### [WHAT TO PRODUCE]
Reproduce the entries exactly, but keep the pictures out of the copy.

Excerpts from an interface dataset
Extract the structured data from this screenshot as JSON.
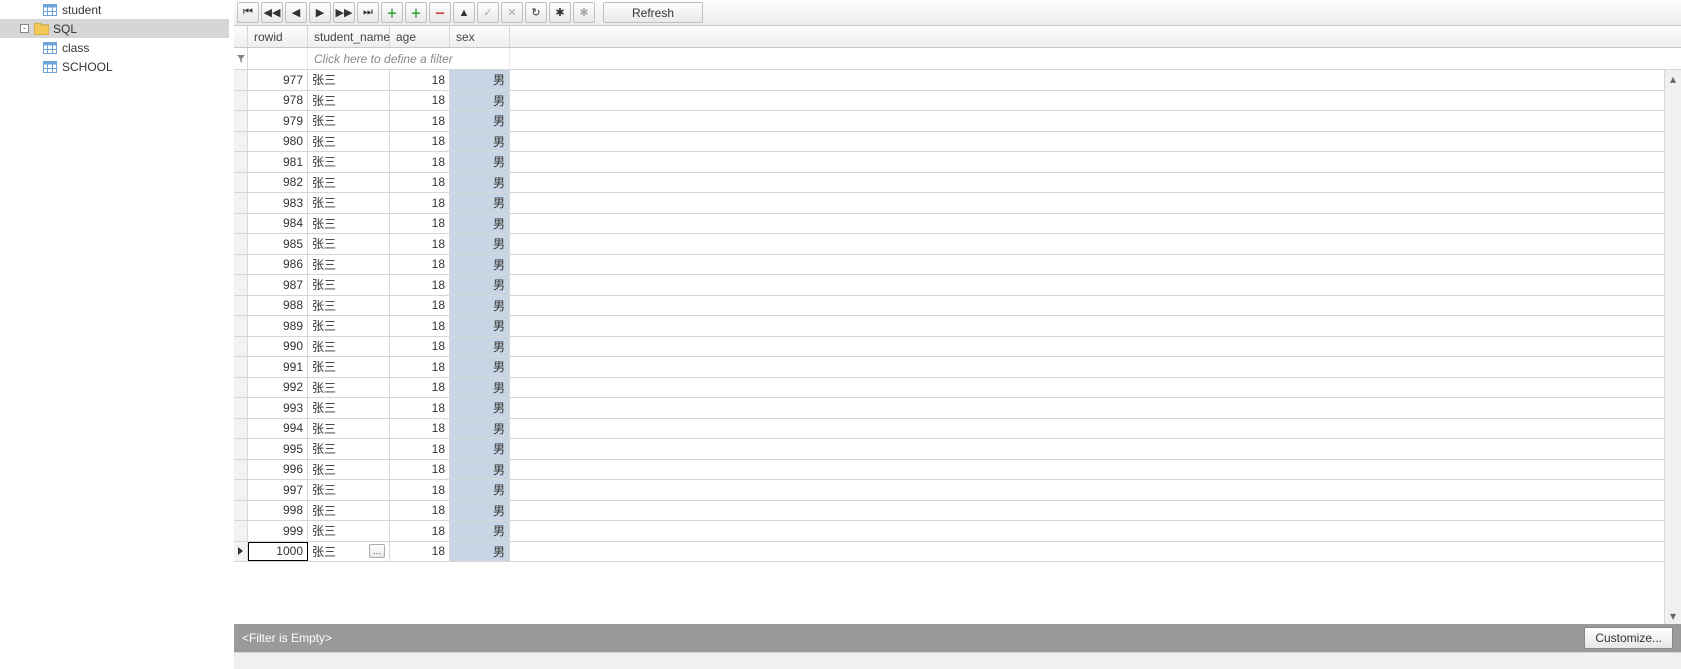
{
  "sidebar": {
    "items": [
      {
        "label": "student",
        "icon": "table-icon",
        "indent": 42,
        "selected": false,
        "expander": null
      },
      {
        "label": "SQL",
        "icon": "folder-icon",
        "indent": 20,
        "selected": true,
        "expander": "-"
      },
      {
        "label": "class",
        "icon": "table-icon",
        "indent": 42,
        "selected": false,
        "expander": null
      },
      {
        "label": "SCHOOL",
        "icon": "table-icon",
        "indent": 42,
        "selected": false,
        "expander": null
      }
    ]
  },
  "toolbar": {
    "nav": {
      "first": "⏮",
      "prev_page": "◀◀",
      "prev": "◀",
      "next": "▶",
      "next_page": "▶▶",
      "last": "⏭"
    },
    "edit": {
      "add": "＋",
      "insert": "＋",
      "delete": "－",
      "edit": "▲",
      "post": "✓",
      "cancel": "✕",
      "refresh_one": "↻",
      "bookmark": "✱",
      "goto_bm": "✱"
    },
    "refresh_label": "Refresh"
  },
  "grid": {
    "columns": {
      "rowid": "rowid",
      "student_name": "student_name",
      "age": "age",
      "sex": "sex"
    },
    "filter_placeholder": "Click here to define a filter",
    "rows": [
      {
        "rowid": 977,
        "student_name": "张三",
        "age": 18,
        "sex": "男"
      },
      {
        "rowid": 978,
        "student_name": "张三",
        "age": 18,
        "sex": "男"
      },
      {
        "rowid": 979,
        "student_name": "张三",
        "age": 18,
        "sex": "男"
      },
      {
        "rowid": 980,
        "student_name": "张三",
        "age": 18,
        "sex": "男"
      },
      {
        "rowid": 981,
        "student_name": "张三",
        "age": 18,
        "sex": "男"
      },
      {
        "rowid": 982,
        "student_name": "张三",
        "age": 18,
        "sex": "男"
      },
      {
        "rowid": 983,
        "student_name": "张三",
        "age": 18,
        "sex": "男"
      },
      {
        "rowid": 984,
        "student_name": "张三",
        "age": 18,
        "sex": "男"
      },
      {
        "rowid": 985,
        "student_name": "张三",
        "age": 18,
        "sex": "男"
      },
      {
        "rowid": 986,
        "student_name": "张三",
        "age": 18,
        "sex": "男"
      },
      {
        "rowid": 987,
        "student_name": "张三",
        "age": 18,
        "sex": "男"
      },
      {
        "rowid": 988,
        "student_name": "张三",
        "age": 18,
        "sex": "男"
      },
      {
        "rowid": 989,
        "student_name": "张三",
        "age": 18,
        "sex": "男"
      },
      {
        "rowid": 990,
        "student_name": "张三",
        "age": 18,
        "sex": "男"
      },
      {
        "rowid": 991,
        "student_name": "张三",
        "age": 18,
        "sex": "男"
      },
      {
        "rowid": 992,
        "student_name": "张三",
        "age": 18,
        "sex": "男"
      },
      {
        "rowid": 993,
        "student_name": "张三",
        "age": 18,
        "sex": "男"
      },
      {
        "rowid": 994,
        "student_name": "张三",
        "age": 18,
        "sex": "男"
      },
      {
        "rowid": 995,
        "student_name": "张三",
        "age": 18,
        "sex": "男"
      },
      {
        "rowid": 996,
        "student_name": "张三",
        "age": 18,
        "sex": "男"
      },
      {
        "rowid": 997,
        "student_name": "张三",
        "age": 18,
        "sex": "男"
      },
      {
        "rowid": 998,
        "student_name": "张三",
        "age": 18,
        "sex": "男"
      },
      {
        "rowid": 999,
        "student_name": "张三",
        "age": 18,
        "sex": "男"
      },
      {
        "rowid": 1000,
        "student_name": "张三",
        "age": 18,
        "sex": "男",
        "current": true
      }
    ],
    "ellipsis_label": "…"
  },
  "filterbar": {
    "status": "<Filter is Empty>",
    "customize_label": "Customize..."
  },
  "colors": {
    "highlight_col": "#c7d5e4",
    "tree_select": "#d6d6d6",
    "statusbar": "#9a9a9a"
  }
}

### [REPLY]
Extract the structured data from this screenshot as JSON.
{
  "sidebar": {
    "items": [
      {
        "label": "student",
        "icon": "table-icon",
        "indent": 42,
        "selected": false,
        "expander": null
      },
      {
        "label": "SQL",
        "icon": "folder-icon",
        "indent": 20,
        "selected": true,
        "expander": "-"
      },
      {
        "label": "class",
        "icon": "table-icon",
        "indent": 42,
        "selected": false,
        "expander": null
      },
      {
        "label": "SCHOOL",
        "icon": "table-icon",
        "indent": 42,
        "selected": false,
        "expander": null
      }
    ]
  },
  "toolbar": {
    "nav": {
      "first": "⏮",
      "prev_page": "◀◀",
      "prev": "◀",
      "next": "▶",
      "next_page": "▶▶",
      "last": "⏭"
    },
    "edit": {
      "add": "＋",
      "insert": "＋",
      "delete": "－",
      "edit": "▲",
      "post": "✓",
      "cancel": "✕",
      "refresh_one": "↻",
      "bookmark": "✱",
      "goto_bm": "✱"
    },
    "refresh_label": "Refresh"
  },
  "grid": {
    "columns": {
      "rowid": "rowid",
      "student_name": "student_name",
      "age": "age",
      "sex": "sex"
    },
    "filter_placeholder": "Click here to define a filter",
    "rows": [
      {
        "rowid": 977,
        "student_name": "张三",
        "age": 18,
        "sex": "男"
      },
      {
        "rowid": 978,
        "student_name": "张三",
        "age": 18,
        "sex": "男"
      },
      {
        "rowid": 979,
        "student_name": "张三",
        "age": 18,
        "sex": "男"
      },
      {
        "rowid": 980,
        "student_name": "张三",
        "age": 18,
        "sex": "男"
      },
      {
        "rowid": 981,
        "student_name": "张三",
        "age": 18,
        "sex": "男"
      },
      {
        "rowid": 982,
        "student_name": "张三",
        "age": 18,
        "sex": "男"
      },
      {
        "rowid": 983,
        "student_name": "张三",
        "age": 18,
        "sex": "男"
      },
      {
        "rowid": 984,
        "student_name": "张三",
        "age": 18,
        "sex": "男"
      },
      {
        "rowid": 985,
        "student_name": "张三",
        "age": 18,
        "sex": "男"
      },
      {
        "rowid": 986,
        "student_name": "张三",
        "age": 18,
        "sex": "男"
      },
      {
        "rowid": 987,
        "student_name": "张三",
        "age": 18,
        "sex": "男"
      },
      {
        "rowid": 988,
        "student_name": "张三",
        "age": 18,
        "sex": "男"
      },
      {
        "rowid": 989,
        "student_name": "张三",
        "age": 18,
        "sex": "男"
      },
      {
        "rowid": 990,
        "student_name": "张三",
        "age": 18,
        "sex": "男"
      },
      {
        "rowid": 991,
        "student_name": "张三",
        "age": 18,
        "sex": "男"
      },
      {
        "rowid": 992,
        "student_name": "张三",
        "age": 18,
        "sex": "男"
      },
      {
        "rowid": 993,
        "student_name": "张三",
        "age": 18,
        "sex": "男"
      },
      {
        "rowid": 994,
        "student_name": "张三",
        "age": 18,
        "sex": "男"
      },
      {
        "rowid": 995,
        "student_name": "张三",
        "age": 18,
        "sex": "男"
      },
      {
        "rowid": 996,
        "student_name": "张三",
        "age": 18,
        "sex": "男"
      },
      {
        "rowid": 997,
        "student_name": "张三",
        "age": 18,
        "sex": "男"
      },
      {
        "rowid": 998,
        "student_name": "张三",
        "age": 18,
        "sex": "男"
      },
      {
        "rowid": 999,
        "student_name": "张三",
        "age": 18,
        "sex": "男"
      },
      {
        "rowid": 1000,
        "student_name": "张三",
        "age": 18,
        "sex": "男",
        "current": true
      }
    ],
    "ellipsis_label": "…"
  },
  "filterbar": {
    "status": "<Filter is Empty>",
    "customize_label": "Customize..."
  },
  "colors": {
    "highlight_col": "#c7d5e4",
    "tree_select": "#d6d6d6",
    "statusbar": "#9a9a9a"
  }
}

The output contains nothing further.